● Extracted entries:
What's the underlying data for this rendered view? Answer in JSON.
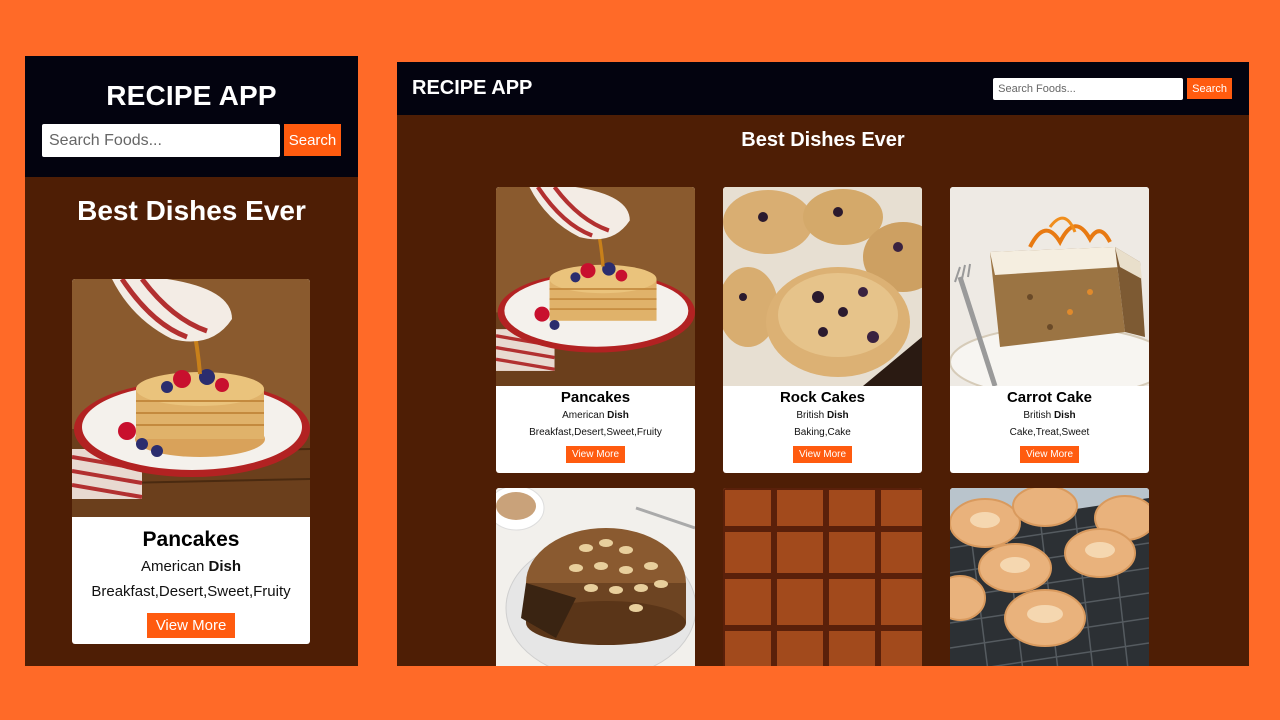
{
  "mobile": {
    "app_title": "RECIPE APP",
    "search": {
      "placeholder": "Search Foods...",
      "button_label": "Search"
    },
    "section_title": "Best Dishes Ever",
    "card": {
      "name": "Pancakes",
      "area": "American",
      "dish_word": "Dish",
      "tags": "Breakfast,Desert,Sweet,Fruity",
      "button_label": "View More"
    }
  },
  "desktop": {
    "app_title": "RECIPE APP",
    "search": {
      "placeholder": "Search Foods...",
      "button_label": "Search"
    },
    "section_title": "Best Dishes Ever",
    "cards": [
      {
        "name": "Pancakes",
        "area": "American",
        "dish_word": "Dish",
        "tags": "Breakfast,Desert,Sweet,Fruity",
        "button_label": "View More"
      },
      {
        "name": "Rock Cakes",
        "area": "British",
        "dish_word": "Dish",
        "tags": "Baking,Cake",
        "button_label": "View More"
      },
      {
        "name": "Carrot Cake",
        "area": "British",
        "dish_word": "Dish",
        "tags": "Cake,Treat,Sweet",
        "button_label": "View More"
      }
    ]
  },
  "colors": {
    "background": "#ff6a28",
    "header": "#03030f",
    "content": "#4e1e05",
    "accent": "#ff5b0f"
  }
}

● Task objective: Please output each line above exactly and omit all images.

● Response to the task:
What's the underlying data for this rendered view? Answer in JSON.
{
  "mobile": {
    "app_title": "RECIPE APP",
    "search": {
      "placeholder": "Search Foods...",
      "button_label": "Search"
    },
    "section_title": "Best Dishes Ever",
    "card": {
      "name": "Pancakes",
      "area": "American",
      "dish_word": "Dish",
      "tags": "Breakfast,Desert,Sweet,Fruity",
      "button_label": "View More"
    }
  },
  "desktop": {
    "app_title": "RECIPE APP",
    "search": {
      "placeholder": "Search Foods...",
      "button_label": "Search"
    },
    "section_title": "Best Dishes Ever",
    "cards": [
      {
        "name": "Pancakes",
        "area": "American",
        "dish_word": "Dish",
        "tags": "Breakfast,Desert,Sweet,Fruity",
        "button_label": "View More"
      },
      {
        "name": "Rock Cakes",
        "area": "British",
        "dish_word": "Dish",
        "tags": "Baking,Cake",
        "button_label": "View More"
      },
      {
        "name": "Carrot Cake",
        "area": "British",
        "dish_word": "Dish",
        "tags": "Cake,Treat,Sweet",
        "button_label": "View More"
      }
    ]
  },
  "colors": {
    "background": "#ff6a28",
    "header": "#03030f",
    "content": "#4e1e05",
    "accent": "#ff5b0f"
  }
}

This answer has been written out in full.